The BBC quotes a presidential spokesperson as saying that municipal, regional and federal authorities must sign off on any public gatherings or protests before they can take place. The number of people allowed to participate in protests will also be restricted, France24 says, adding that an area will be designated for such activities.
Thomas Bach, president of the International Olympic Committee (IOC), says the Games body welcomes the announcement, the Los Angeles Times reports.

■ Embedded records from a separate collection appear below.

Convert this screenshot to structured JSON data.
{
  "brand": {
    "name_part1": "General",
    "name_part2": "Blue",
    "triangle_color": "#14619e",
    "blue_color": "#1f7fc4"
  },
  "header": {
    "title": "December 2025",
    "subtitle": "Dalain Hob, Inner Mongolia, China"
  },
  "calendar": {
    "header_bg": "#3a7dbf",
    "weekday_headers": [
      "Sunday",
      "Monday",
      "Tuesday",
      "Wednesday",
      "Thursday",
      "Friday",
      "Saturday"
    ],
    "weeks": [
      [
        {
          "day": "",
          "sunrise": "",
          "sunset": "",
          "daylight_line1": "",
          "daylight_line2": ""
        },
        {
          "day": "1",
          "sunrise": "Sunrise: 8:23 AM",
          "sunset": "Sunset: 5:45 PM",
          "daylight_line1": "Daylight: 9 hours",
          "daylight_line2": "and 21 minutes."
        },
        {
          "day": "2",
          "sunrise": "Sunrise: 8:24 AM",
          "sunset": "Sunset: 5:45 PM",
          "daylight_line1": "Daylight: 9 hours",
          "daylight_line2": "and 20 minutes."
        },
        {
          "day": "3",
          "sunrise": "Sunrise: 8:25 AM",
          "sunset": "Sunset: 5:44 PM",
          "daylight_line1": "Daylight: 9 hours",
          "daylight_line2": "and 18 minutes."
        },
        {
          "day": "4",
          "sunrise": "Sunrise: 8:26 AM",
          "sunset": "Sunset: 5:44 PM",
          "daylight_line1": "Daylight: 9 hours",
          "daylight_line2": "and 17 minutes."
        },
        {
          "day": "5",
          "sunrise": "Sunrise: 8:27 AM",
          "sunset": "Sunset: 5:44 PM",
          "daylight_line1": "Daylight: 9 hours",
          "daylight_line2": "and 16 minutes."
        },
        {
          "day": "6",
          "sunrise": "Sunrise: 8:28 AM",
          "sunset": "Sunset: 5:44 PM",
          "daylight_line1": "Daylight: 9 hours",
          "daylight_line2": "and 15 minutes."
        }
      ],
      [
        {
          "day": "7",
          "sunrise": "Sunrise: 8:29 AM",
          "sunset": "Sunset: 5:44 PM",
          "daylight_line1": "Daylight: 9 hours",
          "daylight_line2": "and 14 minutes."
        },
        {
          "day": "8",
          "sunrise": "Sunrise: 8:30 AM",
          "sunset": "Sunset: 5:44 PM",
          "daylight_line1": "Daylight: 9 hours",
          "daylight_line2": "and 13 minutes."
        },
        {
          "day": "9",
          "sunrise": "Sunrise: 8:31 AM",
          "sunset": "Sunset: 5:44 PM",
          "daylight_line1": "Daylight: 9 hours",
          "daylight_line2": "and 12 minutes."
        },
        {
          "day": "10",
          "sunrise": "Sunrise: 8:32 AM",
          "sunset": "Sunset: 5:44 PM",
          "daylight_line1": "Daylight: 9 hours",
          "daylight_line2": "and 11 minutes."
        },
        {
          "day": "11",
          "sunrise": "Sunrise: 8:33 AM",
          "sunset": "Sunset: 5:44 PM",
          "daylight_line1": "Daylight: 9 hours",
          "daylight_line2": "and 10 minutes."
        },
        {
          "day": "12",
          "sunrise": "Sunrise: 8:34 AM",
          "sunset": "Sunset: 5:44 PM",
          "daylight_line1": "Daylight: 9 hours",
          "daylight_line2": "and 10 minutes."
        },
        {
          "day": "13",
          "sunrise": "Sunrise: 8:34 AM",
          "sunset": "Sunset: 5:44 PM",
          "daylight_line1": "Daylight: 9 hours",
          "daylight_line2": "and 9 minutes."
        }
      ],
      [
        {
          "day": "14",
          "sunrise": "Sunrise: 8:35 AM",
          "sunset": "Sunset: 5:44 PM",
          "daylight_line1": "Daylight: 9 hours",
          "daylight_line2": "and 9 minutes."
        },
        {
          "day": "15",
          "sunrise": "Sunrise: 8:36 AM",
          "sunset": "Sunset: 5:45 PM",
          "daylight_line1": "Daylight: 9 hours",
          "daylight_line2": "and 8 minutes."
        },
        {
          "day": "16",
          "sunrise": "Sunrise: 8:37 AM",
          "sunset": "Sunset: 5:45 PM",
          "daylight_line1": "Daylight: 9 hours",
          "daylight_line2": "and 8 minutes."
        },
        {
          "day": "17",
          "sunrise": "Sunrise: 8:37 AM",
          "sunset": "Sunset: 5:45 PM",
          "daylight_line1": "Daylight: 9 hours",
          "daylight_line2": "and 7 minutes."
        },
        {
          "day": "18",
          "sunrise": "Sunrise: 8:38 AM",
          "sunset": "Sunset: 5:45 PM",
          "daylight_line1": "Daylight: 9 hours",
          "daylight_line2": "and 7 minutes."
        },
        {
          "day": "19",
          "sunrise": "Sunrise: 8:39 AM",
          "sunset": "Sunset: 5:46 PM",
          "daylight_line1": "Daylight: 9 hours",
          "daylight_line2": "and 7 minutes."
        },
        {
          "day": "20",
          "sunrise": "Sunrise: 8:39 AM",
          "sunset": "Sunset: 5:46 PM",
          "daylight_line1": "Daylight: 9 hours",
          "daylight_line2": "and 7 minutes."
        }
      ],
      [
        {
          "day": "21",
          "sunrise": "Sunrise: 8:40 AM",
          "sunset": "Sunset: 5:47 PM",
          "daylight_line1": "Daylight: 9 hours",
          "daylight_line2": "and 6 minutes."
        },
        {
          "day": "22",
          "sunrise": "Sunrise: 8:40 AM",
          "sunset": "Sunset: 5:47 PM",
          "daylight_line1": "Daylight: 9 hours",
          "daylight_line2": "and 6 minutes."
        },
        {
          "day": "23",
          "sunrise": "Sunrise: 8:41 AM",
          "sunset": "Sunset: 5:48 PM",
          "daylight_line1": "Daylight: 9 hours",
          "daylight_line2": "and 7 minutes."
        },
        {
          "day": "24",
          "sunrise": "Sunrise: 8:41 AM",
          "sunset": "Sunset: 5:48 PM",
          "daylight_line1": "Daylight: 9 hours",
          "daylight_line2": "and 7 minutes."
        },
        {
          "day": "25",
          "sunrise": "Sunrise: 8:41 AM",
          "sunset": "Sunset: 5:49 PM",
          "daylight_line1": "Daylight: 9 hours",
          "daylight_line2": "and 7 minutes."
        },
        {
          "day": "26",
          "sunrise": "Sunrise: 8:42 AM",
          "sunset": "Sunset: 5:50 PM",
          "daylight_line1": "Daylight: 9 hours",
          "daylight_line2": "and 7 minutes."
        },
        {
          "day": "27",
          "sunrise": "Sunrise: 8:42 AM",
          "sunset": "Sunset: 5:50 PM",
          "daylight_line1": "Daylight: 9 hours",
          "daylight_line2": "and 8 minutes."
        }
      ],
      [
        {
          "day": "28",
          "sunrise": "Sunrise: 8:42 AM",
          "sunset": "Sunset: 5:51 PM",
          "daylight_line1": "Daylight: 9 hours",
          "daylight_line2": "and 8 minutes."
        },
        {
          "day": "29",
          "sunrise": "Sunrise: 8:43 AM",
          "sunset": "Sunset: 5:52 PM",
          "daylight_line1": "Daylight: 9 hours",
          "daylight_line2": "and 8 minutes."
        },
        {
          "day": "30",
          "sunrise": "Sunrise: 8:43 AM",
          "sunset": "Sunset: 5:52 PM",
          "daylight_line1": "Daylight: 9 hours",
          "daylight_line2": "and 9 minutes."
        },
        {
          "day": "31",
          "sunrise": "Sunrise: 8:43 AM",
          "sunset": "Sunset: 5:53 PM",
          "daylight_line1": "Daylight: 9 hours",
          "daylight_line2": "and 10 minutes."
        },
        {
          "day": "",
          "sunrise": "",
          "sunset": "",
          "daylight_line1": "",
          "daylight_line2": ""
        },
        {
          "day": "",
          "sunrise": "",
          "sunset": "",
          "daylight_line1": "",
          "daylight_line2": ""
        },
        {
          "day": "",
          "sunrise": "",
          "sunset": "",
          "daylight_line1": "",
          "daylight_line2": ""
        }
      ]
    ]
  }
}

Last year, Russian government newspaper Rossiyskaya Gazeta published a decree signed by Putin that prohibited “gatherings, rallies, demonstrations, marches and pickets” that are not part of the Sochi Olympics and Paralympics, from Jan 7 to March 21. That decree came in the wake of indications that athletes were willing to use the forum of athletic competitions to take a stand against Russia's anti-gay laws. Both American middle distance runner Nick Symmonds and Swedish high jumper Emma Green Tregaro leveraged the spotlight on the World Athletics Championships held in Russia last year to do just that.
Around the same time, the IOC said it would penalize athletes who make political statements at the Sochi Games, citing Rule 50 of its charter that says such demonstrations are not permitted in any Olympic sites, venues or other areas. Violations of the rule could lead to “disqualification or withdrawal of the accreditation of the person concerned.”
More recently, Bach reiterated the Olympic body's stance that athletes should not court controversy at the Games by participating in protests or making political statements.
In the last few weeks, Russian authorities have released members of the Pussy Riot band, businessman Mikhail Khodorkovsky and Greenpeace activists in what many observers see as a bid by Putin to offset ongoing criticism about the country's deteriorating civil liberties.